Autodesk’s AEC division has just launched an experimental BIM collaboration environment, Project Bluestreak, aimed at “accelerating building information modeling through the open exchange of design information and ideas between desktop applications, web-based services, and people” (reports Autodesk blogger Scott Sheppard). It is also deploying Web 2.0 tools to help speed up the development of the application.
Login to the site is separate to Autodesk’s Buzzsaw and Constructware offerings, and apparently allows users to create their own profiles, to organise private groups, share project files and activity streams, and make notifications and comments, all via a browser-based interface. And by making the prototype available online, Autodesk is hoping that user feedback will help improve the application still further – the team is using GetSatisfaction as a user feedback system – there is also a Bluestreak Twitter feed, a Facebook fanpage, and a YouTube video about the project – aiming to fast-track the development of the service. I’m not sure if these social networking tools will be incorporated into Bluestreak itself, or if they will remain part of the community space around the product (perhaps an opportunity missed if they aren’t?).

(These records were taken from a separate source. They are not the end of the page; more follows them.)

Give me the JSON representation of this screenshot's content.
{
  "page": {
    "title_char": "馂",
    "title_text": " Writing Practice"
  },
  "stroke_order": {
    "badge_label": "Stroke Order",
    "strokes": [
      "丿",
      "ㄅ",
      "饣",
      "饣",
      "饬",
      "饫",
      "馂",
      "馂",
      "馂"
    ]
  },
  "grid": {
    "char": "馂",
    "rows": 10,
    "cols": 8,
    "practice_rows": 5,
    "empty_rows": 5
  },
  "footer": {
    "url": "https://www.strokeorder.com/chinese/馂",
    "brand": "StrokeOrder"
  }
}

(By the way, Scott finishes his blog post with a cheery: “Social networking in the AEC world is alive in the lab“. Given the scepticism about social media I sometimes encounter in AEC businesses, I expect some will be happy if social networking remains in the lab!)
Update (24 November 2009) – Some CAD blogger reactions have been less than positive. This review, Project Bluestreak. Dead on Arrival?, by Piotr Zurek, suggests:
- it lacks any industry specific vision and functionality
- it tries too hard to be “social”
- Autodesk didn’t make a big commitment to this project
“…if Autodesk wants this project to succeed they need to commit some serious resources to it. Possibly even go back to the drawing board and work out a clear vision of how to integrate all the latest collaboration technologies with their other product. Make the project future proof by embracing new, emerging technologies (like the Wave Federation Protocol) instead of following in footsteps of social projects that have been around for a few years. Finally, Autodesk – be a bit smarter about it. Talk to Novell, talk to Google …. Use their experience, buy their expertise if necessary. Spice it up with what you have learned from Buzzsaw and Vault products and you’ll get something useful to every engineer, architect or draftsperson using BIM/CAx software every day.”